+++ RECORDS FOR PROCESSING

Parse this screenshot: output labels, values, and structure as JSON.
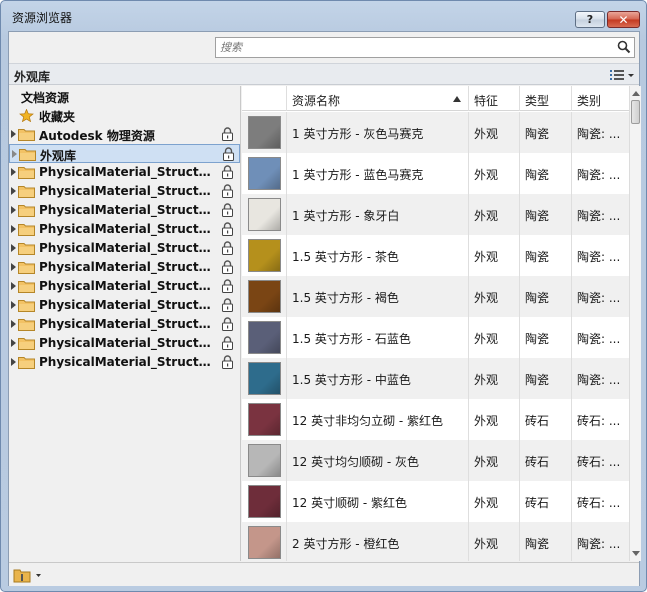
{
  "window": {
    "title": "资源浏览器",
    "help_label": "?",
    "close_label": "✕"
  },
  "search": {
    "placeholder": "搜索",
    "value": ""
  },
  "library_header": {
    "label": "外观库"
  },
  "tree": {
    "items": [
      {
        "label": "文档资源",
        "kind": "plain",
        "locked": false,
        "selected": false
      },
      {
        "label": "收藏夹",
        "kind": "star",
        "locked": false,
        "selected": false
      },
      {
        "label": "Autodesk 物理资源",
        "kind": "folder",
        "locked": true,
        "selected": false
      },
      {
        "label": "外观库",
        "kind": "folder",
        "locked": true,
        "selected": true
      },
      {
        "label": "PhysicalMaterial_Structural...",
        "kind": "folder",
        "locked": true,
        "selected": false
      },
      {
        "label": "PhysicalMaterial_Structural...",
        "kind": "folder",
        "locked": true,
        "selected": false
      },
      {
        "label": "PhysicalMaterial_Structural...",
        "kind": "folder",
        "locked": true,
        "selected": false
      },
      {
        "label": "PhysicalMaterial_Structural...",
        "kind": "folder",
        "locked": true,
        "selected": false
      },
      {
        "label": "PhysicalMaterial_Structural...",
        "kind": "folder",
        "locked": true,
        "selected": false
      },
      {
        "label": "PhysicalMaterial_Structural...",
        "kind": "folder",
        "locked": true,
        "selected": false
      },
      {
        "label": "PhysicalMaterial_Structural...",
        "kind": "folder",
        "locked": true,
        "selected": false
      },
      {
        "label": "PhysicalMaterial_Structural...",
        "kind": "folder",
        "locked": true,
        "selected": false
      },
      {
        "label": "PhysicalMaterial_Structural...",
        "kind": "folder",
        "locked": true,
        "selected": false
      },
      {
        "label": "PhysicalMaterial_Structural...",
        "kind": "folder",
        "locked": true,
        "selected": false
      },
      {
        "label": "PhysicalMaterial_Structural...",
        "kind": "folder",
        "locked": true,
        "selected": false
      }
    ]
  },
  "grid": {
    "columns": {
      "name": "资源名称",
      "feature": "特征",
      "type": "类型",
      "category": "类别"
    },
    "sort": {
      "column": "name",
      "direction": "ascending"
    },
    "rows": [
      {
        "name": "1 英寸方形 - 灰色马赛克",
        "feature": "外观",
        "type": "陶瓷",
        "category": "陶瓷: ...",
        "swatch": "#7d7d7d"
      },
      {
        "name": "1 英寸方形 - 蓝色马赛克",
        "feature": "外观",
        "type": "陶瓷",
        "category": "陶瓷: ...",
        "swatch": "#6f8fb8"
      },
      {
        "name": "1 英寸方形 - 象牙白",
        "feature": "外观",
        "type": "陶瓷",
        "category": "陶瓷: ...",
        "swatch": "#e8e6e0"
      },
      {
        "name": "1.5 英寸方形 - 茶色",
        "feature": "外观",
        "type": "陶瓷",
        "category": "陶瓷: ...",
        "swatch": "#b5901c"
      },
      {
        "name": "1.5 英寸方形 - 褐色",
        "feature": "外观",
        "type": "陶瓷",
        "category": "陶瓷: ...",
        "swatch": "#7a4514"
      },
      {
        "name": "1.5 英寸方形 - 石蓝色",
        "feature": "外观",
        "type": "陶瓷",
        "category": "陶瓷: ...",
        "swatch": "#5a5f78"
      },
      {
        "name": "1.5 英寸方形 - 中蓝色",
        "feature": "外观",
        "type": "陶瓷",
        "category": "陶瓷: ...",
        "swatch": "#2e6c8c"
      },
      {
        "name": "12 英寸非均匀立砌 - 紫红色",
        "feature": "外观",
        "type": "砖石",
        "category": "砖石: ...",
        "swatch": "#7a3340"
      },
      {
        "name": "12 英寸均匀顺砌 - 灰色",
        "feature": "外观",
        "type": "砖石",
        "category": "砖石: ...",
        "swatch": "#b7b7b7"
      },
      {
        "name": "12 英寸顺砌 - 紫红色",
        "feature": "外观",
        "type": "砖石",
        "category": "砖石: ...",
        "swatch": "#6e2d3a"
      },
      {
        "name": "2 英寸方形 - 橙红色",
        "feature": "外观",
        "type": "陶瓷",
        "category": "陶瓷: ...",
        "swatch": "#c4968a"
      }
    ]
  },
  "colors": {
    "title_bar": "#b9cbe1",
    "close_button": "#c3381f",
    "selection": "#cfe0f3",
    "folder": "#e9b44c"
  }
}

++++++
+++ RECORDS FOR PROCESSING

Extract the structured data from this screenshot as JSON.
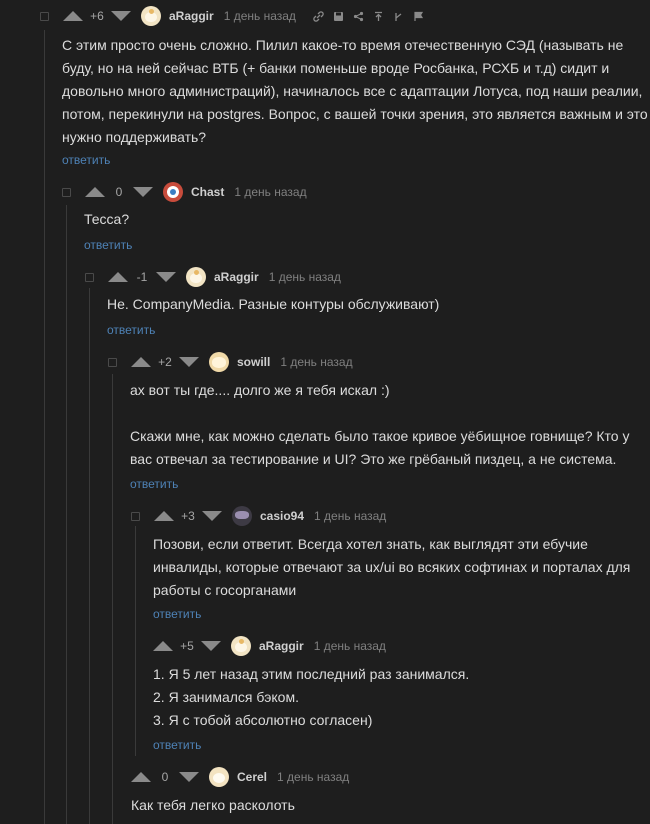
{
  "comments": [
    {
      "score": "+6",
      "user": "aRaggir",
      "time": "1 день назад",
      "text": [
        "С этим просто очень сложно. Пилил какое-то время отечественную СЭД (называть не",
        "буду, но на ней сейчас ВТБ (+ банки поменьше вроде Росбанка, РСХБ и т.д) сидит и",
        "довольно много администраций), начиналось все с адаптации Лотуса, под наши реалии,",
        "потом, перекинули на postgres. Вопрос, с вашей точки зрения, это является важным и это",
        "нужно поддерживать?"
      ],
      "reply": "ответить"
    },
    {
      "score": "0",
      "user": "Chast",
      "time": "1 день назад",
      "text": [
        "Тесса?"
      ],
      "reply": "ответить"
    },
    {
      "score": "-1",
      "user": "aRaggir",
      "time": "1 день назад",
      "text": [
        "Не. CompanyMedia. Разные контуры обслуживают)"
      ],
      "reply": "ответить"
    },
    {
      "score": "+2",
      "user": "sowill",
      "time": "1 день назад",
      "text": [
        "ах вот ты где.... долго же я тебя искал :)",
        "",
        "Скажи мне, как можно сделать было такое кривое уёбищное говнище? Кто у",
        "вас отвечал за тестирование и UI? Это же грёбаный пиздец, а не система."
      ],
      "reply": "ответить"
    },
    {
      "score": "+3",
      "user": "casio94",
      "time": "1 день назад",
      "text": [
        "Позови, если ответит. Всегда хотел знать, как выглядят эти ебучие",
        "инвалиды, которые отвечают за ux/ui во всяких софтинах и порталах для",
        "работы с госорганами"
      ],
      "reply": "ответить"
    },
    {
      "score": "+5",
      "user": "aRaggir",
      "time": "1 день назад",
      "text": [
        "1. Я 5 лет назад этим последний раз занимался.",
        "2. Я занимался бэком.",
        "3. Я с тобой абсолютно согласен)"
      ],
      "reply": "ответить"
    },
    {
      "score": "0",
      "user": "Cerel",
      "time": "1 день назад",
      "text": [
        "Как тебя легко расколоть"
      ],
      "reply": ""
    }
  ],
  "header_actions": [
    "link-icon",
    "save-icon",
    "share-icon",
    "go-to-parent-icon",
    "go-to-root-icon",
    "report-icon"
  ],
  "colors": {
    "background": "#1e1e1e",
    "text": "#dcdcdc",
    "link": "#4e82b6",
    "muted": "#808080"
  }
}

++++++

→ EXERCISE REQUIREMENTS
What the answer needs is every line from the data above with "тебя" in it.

→ WRITTEN RESPONSE
        "ах вот ты где.... долго же я тебя искал :)",
        "Как тебя легко расколоть"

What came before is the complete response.